It is caused by the bacterium Vibrio cholera (V. cholera).
Despite being easy to treat, cholera is estimated to affect between 3 and 5 million people each year, and it causes over 100,000 deaths worldwide.
Due to severe dehydration, fatality rates are high when untreated, especially among children and infants. Death can occur in otherwise healthy adults within hours. Those who recover usually have long-term immunity against re-infection.
Cholera was prevalent in the United States in the 1800s, but now it is rare because there are well-developed sanitary systems and living conditions.
When traveling to Asia, Africa and some parts of Latin America, however, people need to protect themselves against cholera by having the appropriate vaccinations beforehand, drinking only water that is boiled or from a sealed bottle and following good handwashing practices.
What is cholera?
Diarrhea is the key symptom of cholera.
The cause of cholera is infection by the V. cholera bacteria. These bacteria were discovered in 1883.
The German bacteriologist, Robert Koch (1843-1910), studied the disease during an epidemic in Egypt. He found a bacterium in the intestines of those who had died of cholera but could neither isolate the organism nor infect animals with it.
Later that year, Koch went to India, where he succeeded in isolating the bacteria. He discovered that they thrived in damp, dirty linen and moist earth, and in the stools of patients with the disease.
V. cholera bacteria live in shallow, salty water on microscopic crustaceans. They can also exist as colonies of biofilms that coat the surface of the water, plants, stones, shells, and similar items, and they can live among the eggs of midges, which serve as a reservoir for cholera bacteria.
Toxic strains of cholera bacteria produce a poison that triggers violent diarrhea in humans.
When the bacteria enter areas where humans live, they can quickly cause severe epidemics.
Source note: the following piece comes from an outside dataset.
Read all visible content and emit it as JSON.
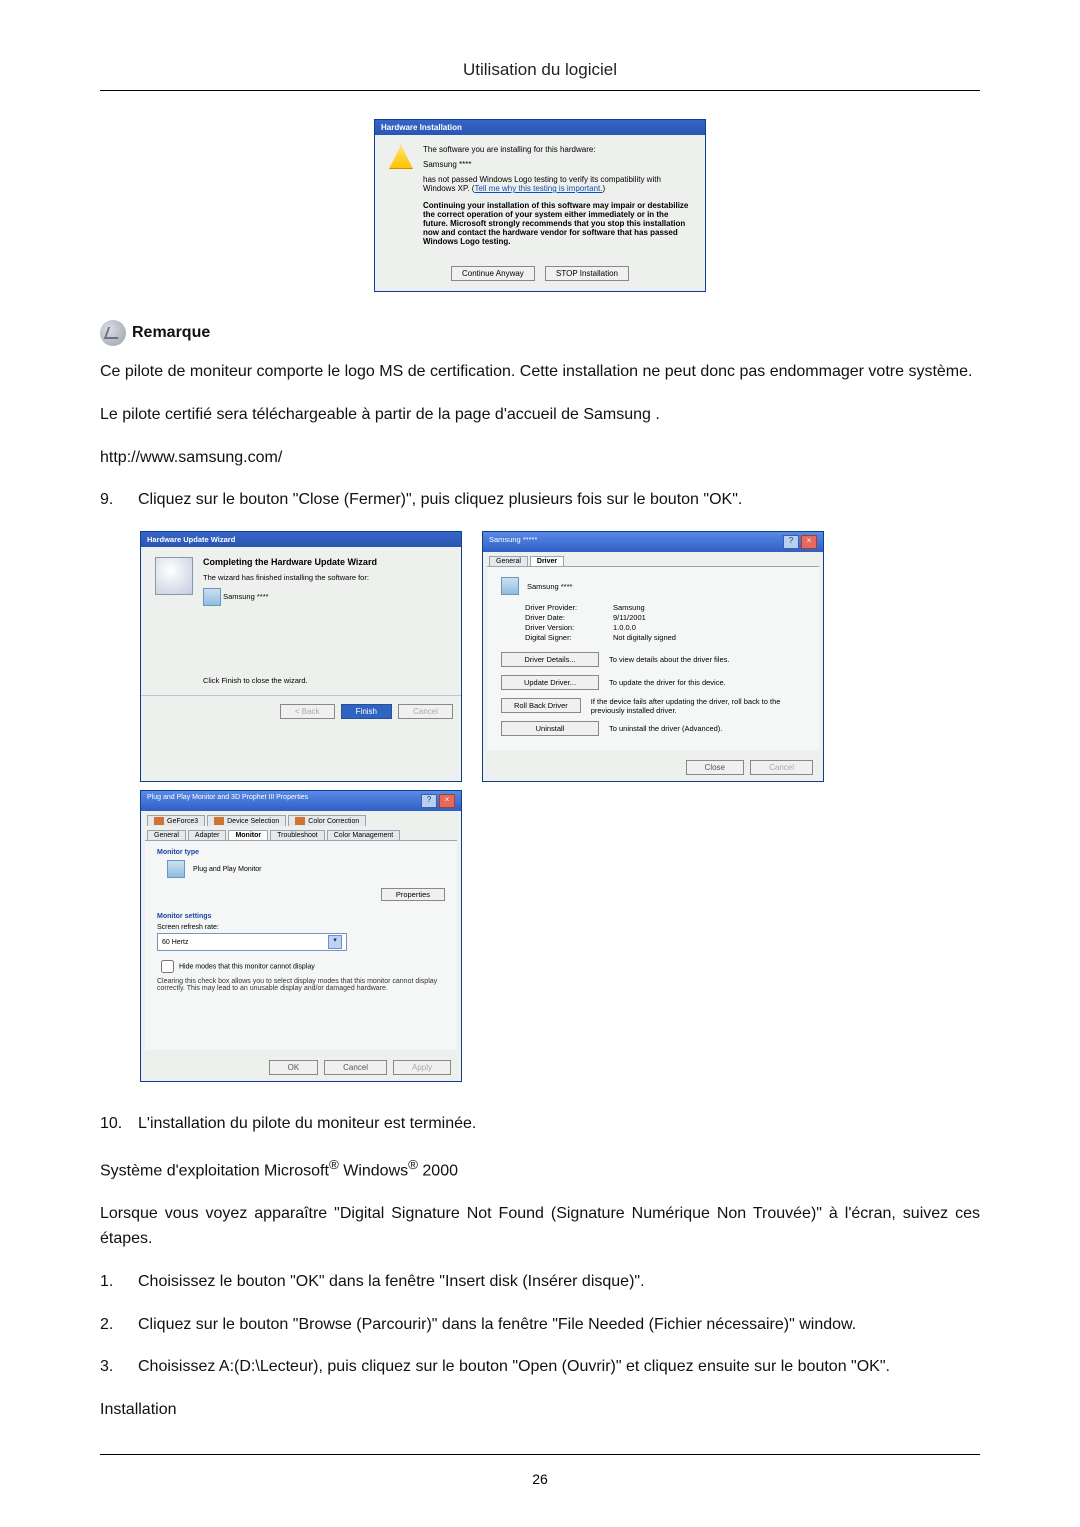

Weather changes, population loss, and improved sanitation can all end an outbreak.
Only around 1 in 20 cholera infections are severe, and a high percentage of infected people show no symptoms.
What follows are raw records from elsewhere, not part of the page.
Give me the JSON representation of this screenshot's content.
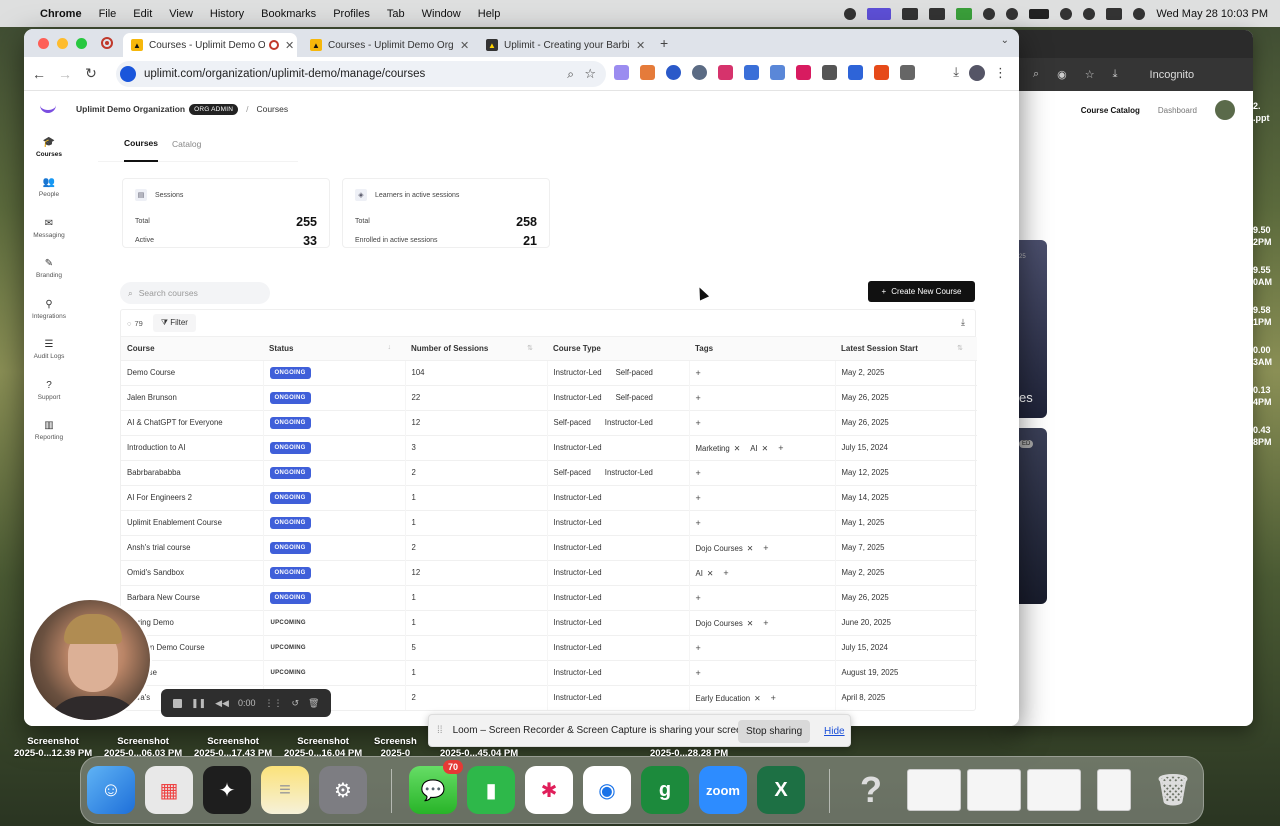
{
  "menubar": {
    "app": "Chrome",
    "items": [
      "File",
      "Edit",
      "View",
      "History",
      "Bookmarks",
      "Profiles",
      "Tab",
      "Window",
      "Help"
    ],
    "clock": "Wed May 28  10:03 PM"
  },
  "browser": {
    "tabs": [
      {
        "title": "Courses - Uplimit Demo O",
        "active": true
      },
      {
        "title": "Courses - Uplimit Demo Orga",
        "active": false
      },
      {
        "title": "Uplimit - Creating your Barbie",
        "active": false
      }
    ],
    "url": "uplimit.com/organization/uplimit-demo/manage/courses"
  },
  "bg_window": {
    "incognito": "Incognito",
    "nav_active": "Course Catalog",
    "nav_other": "Dashboard",
    "card1_pill": "25",
    "card1_text": "es",
    "card2_pill": "ED"
  },
  "right_strip": [
    "2.",
    ".ppt",
    "9.50",
    "2PM",
    "9.55",
    "0AM",
    "9.58",
    "1PM",
    "0.00",
    "3AM",
    "0.13",
    "4PM",
    "0.43",
    "8PM"
  ],
  "app": {
    "org": "Uplimit Demo Organization",
    "org_badge": "ORG ADMIN",
    "breadcrumb": "Courses",
    "sidebar": [
      "Courses",
      "People",
      "Messaging",
      "Branding",
      "Integrations",
      "Audit Logs",
      "Support",
      "Reporting"
    ],
    "subtabs": [
      "Courses",
      "Catalog"
    ],
    "stats": [
      {
        "title": "Sessions",
        "rows": [
          {
            "label": "Total",
            "value": "255"
          },
          {
            "label": "Active",
            "value": "33"
          }
        ]
      },
      {
        "title": "Learners in active sessions",
        "rows": [
          {
            "label": "Total",
            "value": "258"
          },
          {
            "label": "Enrolled in active sessions",
            "value": "21"
          }
        ]
      }
    ],
    "search_placeholder": "Search courses",
    "create_button": "Create New Course",
    "table": {
      "count": "79",
      "filter": "Filter",
      "columns": [
        "Course",
        "Status",
        "Number of Sessions",
        "Course Type",
        "Tags",
        "Latest Session Start"
      ],
      "rows": [
        {
          "course": "Demo Course",
          "status": "ONGOING",
          "sessions": "104",
          "types": [
            "Instructor-Led",
            "Self-paced"
          ],
          "tags": [],
          "start": "May 2, 2025"
        },
        {
          "course": "Jalen Brunson",
          "status": "ONGOING",
          "sessions": "22",
          "types": [
            "Instructor-Led",
            "Self-paced"
          ],
          "tags": [],
          "start": "May 26, 2025"
        },
        {
          "course": "AI & ChatGPT for Everyone",
          "status": "ONGOING",
          "sessions": "12",
          "types": [
            "Self-paced",
            "Instructor-Led"
          ],
          "tags": [],
          "start": "May 26, 2025"
        },
        {
          "course": "Introduction to AI",
          "status": "ONGOING",
          "sessions": "3",
          "types": [
            "Instructor-Led"
          ],
          "tags": [
            "Marketing",
            "AI"
          ],
          "start": "July 15, 2024"
        },
        {
          "course": "Babrbarababba",
          "status": "ONGOING",
          "sessions": "2",
          "types": [
            "Self-paced",
            "Instructor-Led"
          ],
          "tags": [],
          "start": "May 12, 2025"
        },
        {
          "course": "AI For Engineers 2",
          "status": "ONGOING",
          "sessions": "1",
          "types": [
            "Instructor-Led"
          ],
          "tags": [],
          "start": "May 14, 2025"
        },
        {
          "course": "Uplimit Enablement Course",
          "status": "ONGOING",
          "sessions": "1",
          "types": [
            "Instructor-Led"
          ],
          "tags": [],
          "start": "May 1, 2025"
        },
        {
          "course": "Ansh's trial course",
          "status": "ONGOING",
          "sessions": "2",
          "types": [
            "Instructor-Led"
          ],
          "tags": [
            "Dojo Courses"
          ],
          "start": "May 7, 2025"
        },
        {
          "course": "Omid's Sandbox",
          "status": "ONGOING",
          "sessions": "12",
          "types": [
            "Instructor-Led"
          ],
          "tags": [
            "AI"
          ],
          "start": "May 2, 2025"
        },
        {
          "course": "Barbara New Course",
          "status": "ONGOING",
          "sessions": "1",
          "types": [
            "Instructor-Led"
          ],
          "tags": [],
          "start": "May 26, 2025"
        },
        {
          "course": "...oring Demo",
          "status": "UPCOMING",
          "sessions": "1",
          "types": [
            "Instructor-Led"
          ],
          "tags": [
            "Dojo Courses"
          ],
          "start": "June 20, 2025"
        },
        {
          "course": "...cation Demo Course",
          "status": "UPCOMING",
          "sessions": "5",
          "types": [
            "Instructor-Led"
          ],
          "tags": [],
          "start": "July 15, 2024"
        },
        {
          "course": "...course",
          "status": "UPCOMING",
          "sessions": "1",
          "types": [
            "Instructor-Led"
          ],
          "tags": [],
          "start": "August 19, 2025"
        },
        {
          "course": "...ara's",
          "status": "",
          "sessions": "2",
          "types": [
            "Instructor-Led"
          ],
          "tags": [
            "Early Education"
          ],
          "start": "April 8, 2025"
        }
      ]
    }
  },
  "loom": {
    "timer": "0:00",
    "share_text": "Loom – Screen Recorder & Screen Capture is sharing your screen.",
    "stop": "Stop sharing",
    "hide": "Hide"
  },
  "desktop": [
    {
      "name": "Screenshot",
      "sub": "2025-0...12.39 PM"
    },
    {
      "name": "Screenshot",
      "sub": "2025-0...06.03 PM"
    },
    {
      "name": "Screenshot",
      "sub": "2025-0...17.43 PM"
    },
    {
      "name": "Screenshot",
      "sub": "2025-0...16.04 PM"
    },
    {
      "name": "Screensh",
      "sub": "2025-0"
    },
    {
      "name": "",
      "sub": "2025-0...45.04 PM"
    },
    {
      "name": "",
      "sub": "2025-0...28.28 PM"
    }
  ],
  "dock": {
    "messages_badge": "70",
    "zoom_label": "zoom"
  },
  "colors": {
    "ongoing": "#3f5fd9",
    "accent_logo": "#7b4ee0"
  }
}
If symptoms appear, they will do so between 12 hours and 5 days after exposure. They range from mild or asymptomatic to severe.
They typically include:
large volumes of explosive watery diarrhea, sometimes called “rice water stools” because it can look like water that has been used to wash rice
A person with cholera can quickly lose fluids, up to 20 liters a day, so severe dehydration and shock can occur.
Signs of dehydration include:
decreased secretion, for example, less sweating
fast heart beat
low blood pressure
dizziness or lightheadedness
rapid weight loss
Shock can lead to collapse of the circulatory system. It is a life-threatening condition and a medical emergency.
Cholera is more common where there is overcrowding and poor sanitation.
Cholera bacteria enter the body through the mouth, often in food or water that has been contaminated with human waste, due to poor sanitation and hygiene.
They can also enter by eating seafood that is raw or not completely cooked, in particular shellfish native to estuary environments, such as oysters or crabs.
Poorly cleaned vegetables irrigated by contaminated water sources are another common source of infection.